Lesson #2: Relax

This lesson is about learning to be in the moment and have fun. Ben Stoneberg explained to Michelle Baumann how important it is to relax and enjoy the process, not just for now but for health and sanity in the long term:

You can’t compare yourself to people like Rich Froning because you’ll just get frustrated,” he says. “You have to focus on yourself and what your weaknesses are. It’s all about dedication, staying healthy, and having fun. Having fun is the biggest part, if I didn’t have fun, I wouldn’t be doing this.

Here at Breaking Muscle, my Managing Editor has one main rule, and it spills over into all aspects of life – “no stress.” In Third Time’s the Charm: Going to the CrossFit Games, games masters veteran Patrick McCarty confirmed that less stress is the key to a relaxed and productive approach:

In 2013, my approach was 100% focus and dedication to making it to Carson, which resulted in 100% stress. I made it, but found that I was had less fun than I actually had hoped at the Games. This year, my goal was to get as strong and as fit as I possibly could, and if I made it to the Games, great. If not, great.

When you manage to relax into the moment, it can make for a magical experience. Many of you will recognize this as being “in the zone.” This mindset leads to the incredible feats of human strength and fitness we see in the CrossFit Games. Jeff Kuhland expanded on this in his article What All Athletes Can Learn From the 2013 CrossFit Games:

CrossFit and competition in your sport requires mental focus that puts you in the zone. It is one of the few times in life where everything else can fade away. You become so enthralled in the event that the noise quiets and no one else is there. There is a special place that exists for athletes when you are truly in the moment – it all fades away, you get tunnel vision, and your performance skyrockets. This is what most athletes are in search of and it only comes as a reward of consistent hard work over a long time, allowing you the conditioning to dig deep.

Lesson #3: Put It All in Perspective

This lesson is about not only being in the moment, but being able to see the bigger picture. This is about being reflective, not just after the event, but also leading into and during it.

Key to the ability to relaxing into the process is the ability to put it all in perspective. In his Athlete Journal: Pat McCarty, Entry 20 – 7/17/2013 Patrick McCarty discussed the importance of putting your hard work into perspective:

I have done everything I can do, that is within my control, to go to the Games and achieve my goal – that is, to make it to the final day of competition. No brainer, right?


Why? Because first of all, everything I have just listed above is likely being done in mirror-image fashion by the nineteen other competitors in my bracket. And the one thing I cannot control is them. I may be able to state my goal of making the finals, but this goal involves many factors outside of my control – the other competitors, the workouts, the judging, even the weather.
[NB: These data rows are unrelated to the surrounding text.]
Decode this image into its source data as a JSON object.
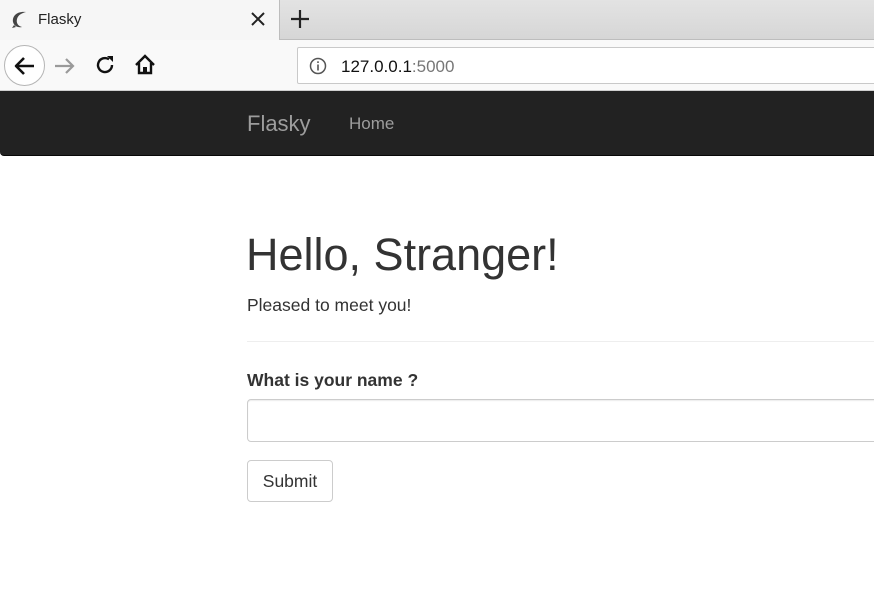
{
  "browser": {
    "tab": {
      "title": "Flasky"
    },
    "address": {
      "host": "127.0.0.1",
      "port": ":5000"
    }
  },
  "navbar": {
    "brand": "Flasky",
    "links": [
      {
        "label": "Home"
      }
    ]
  },
  "main": {
    "heading": "Hello, Stranger!",
    "lead": "Pleased to meet you!",
    "form": {
      "name_label": "What is your name ?",
      "name_value": "",
      "name_placeholder": "",
      "submit_label": "Submit"
    }
  },
  "colors": {
    "navbar_bg": "#222222",
    "navbar_text": "#9d9d9d",
    "text": "#333333"
  },
  "icons": [
    "favicon-icon",
    "close-icon",
    "plus-icon",
    "back-arrow-icon",
    "forward-arrow-icon",
    "reload-icon",
    "home-icon",
    "info-icon"
  ]
}
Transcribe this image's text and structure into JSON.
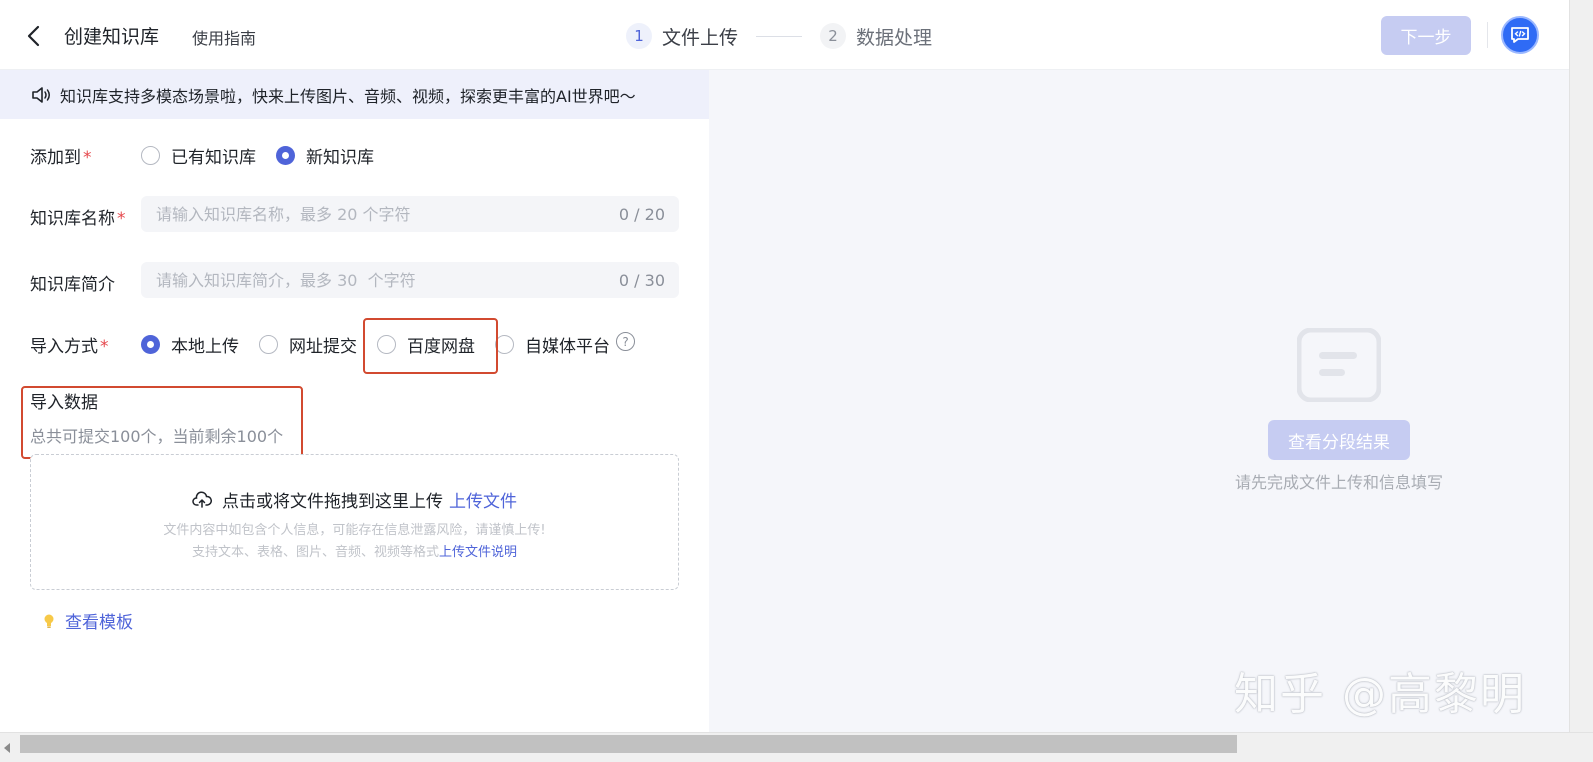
{
  "header": {
    "title": "创建知识库",
    "guide_label": "使用指南",
    "steps": [
      {
        "num": "1",
        "label": "文件上传"
      },
      {
        "num": "2",
        "label": "数据处理"
      }
    ],
    "next_label": "下一步"
  },
  "notice": {
    "text": "知识库支持多模态场景啦，快来上传图片、音频、视频，探索更丰富的AI世界吧～"
  },
  "form": {
    "add_to": {
      "label": "添加到",
      "required": "*",
      "options": [
        "已有知识库",
        "新知识库"
      ],
      "selected": "新知识库"
    },
    "name": {
      "label": "知识库名称",
      "required": "*",
      "placeholder": "请输入知识库名称，最多 20 个字符",
      "value": "",
      "counter": "0 / 20"
    },
    "intro": {
      "label": "知识库简介",
      "placeholder": "请输入知识库简介，最多 30  个字符",
      "value": "",
      "counter": "0 / 30"
    },
    "import_method": {
      "label": "导入方式",
      "required": "*",
      "options": [
        "本地上传",
        "网址提交",
        "百度网盘",
        "自媒体平台"
      ],
      "selected": "本地上传",
      "help_icon": "?"
    }
  },
  "import_data": {
    "title": "导入数据",
    "quota": "总共可提交100个，当前剩余100个"
  },
  "upload": {
    "main_text": "点击或将文件拖拽到这里上传",
    "link": "上传文件",
    "tip1": "文件内容中如包含个人信息，可能存在信息泄露风险，请谨慎上传!",
    "tip2": "支持文本、表格、图片、音频、视频等格式",
    "tip2_link": "上传文件说明"
  },
  "template_link": "查看模板",
  "right_panel": {
    "button": "查看分段结果",
    "tip": "请先完成文件上传和信息填写"
  },
  "watermark": "知乎 @高黎明",
  "colors": {
    "accent": "#4f64d9",
    "disabled_button": "#c6ccf2",
    "highlight": "#d24a30",
    "required": "#e5484d"
  }
}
For many, perspective will happen after the event. For Patrick, having this clarity before the CrossFit Games is essential. What does this all actually mean? Is it worth risking everything for? His article Some Pre-CrossFit Games Reflections From Carson explained the reality well:

Now, don’t take this as a lack of gratitude or appreciation for being here. I am having the time of my life this week and I worked really hard to get here. But the fact remains, when putting the CrossFit Games Masters Division in laser-focus perspective there is nothing at stake here for the great majority of us. A few sponsorships, a little press, but on Monday most of us will go back to our day jobs as lawyers, web developers, coaches, and parents. We’ll go back to getting college tuitions scraped together, mowing the grass, and living life.

The Take-Away

Jeff Kuhland provided us with a few words that summarize all of this perfectly, in his piece What All Athletes Can Learn From the 2013 CrossFit Games. It’s the kind of thing I can imagine written on the wall of a CrossFit box, for athletes to see, read, and consider on a daily basis:

So what now? Take a view of where you are and where you want to be. Set a plan, perform at all times, live in the moment, compete on the stage, and recover hard. Become who you want to be today there will never be a better time.

Photos courtesy of CrossFit, Inc.